- Task statement: The data below is to be copied exactly, line by line.
Raw data section start
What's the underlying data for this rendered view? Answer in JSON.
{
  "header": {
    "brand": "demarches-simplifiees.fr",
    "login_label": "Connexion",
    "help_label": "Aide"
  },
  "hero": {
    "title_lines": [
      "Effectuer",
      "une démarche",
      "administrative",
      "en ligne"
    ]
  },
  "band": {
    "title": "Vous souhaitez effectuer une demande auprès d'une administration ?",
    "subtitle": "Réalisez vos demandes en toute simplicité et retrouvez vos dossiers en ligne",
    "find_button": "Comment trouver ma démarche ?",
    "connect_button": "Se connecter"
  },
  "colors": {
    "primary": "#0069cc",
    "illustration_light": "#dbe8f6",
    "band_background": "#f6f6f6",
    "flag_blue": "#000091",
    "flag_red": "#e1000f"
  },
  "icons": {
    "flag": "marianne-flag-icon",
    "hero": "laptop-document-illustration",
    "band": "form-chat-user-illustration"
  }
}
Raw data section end
- Your response:
What's the underlying data for this rendered view? Answer in JSON.
{
  "header": {
    "brand": "demarches-simplifiees.fr",
    "login_label": "Connexion",
    "help_label": "Aide"
  },
  "hero": {
    "title_lines": [
      "Effectuer",
      "une démarche",
      "administrative",
      "en ligne"
    ]
  },
  "band": {
    "title": "Vous souhaitez effectuer une demande auprès d'une administration ?",
    "subtitle": "Réalisez vos demandes en toute simplicité et retrouvez vos dossiers en ligne",
    "find_button": "Comment trouver ma démarche ?",
    "connect_button": "Se connecter"
  },
  "colors": {
    "primary": "#0069cc",
    "illustration_light": "#dbe8f6",
    "band_background": "#f6f6f6",
    "flag_blue": "#000091",
    "flag_red": "#e1000f"
  },
  "icons": {
    "flag": "marianne-flag-icon",
    "hero": "laptop-document-illustration",
    "band": "form-chat-user-illustration"
  }
}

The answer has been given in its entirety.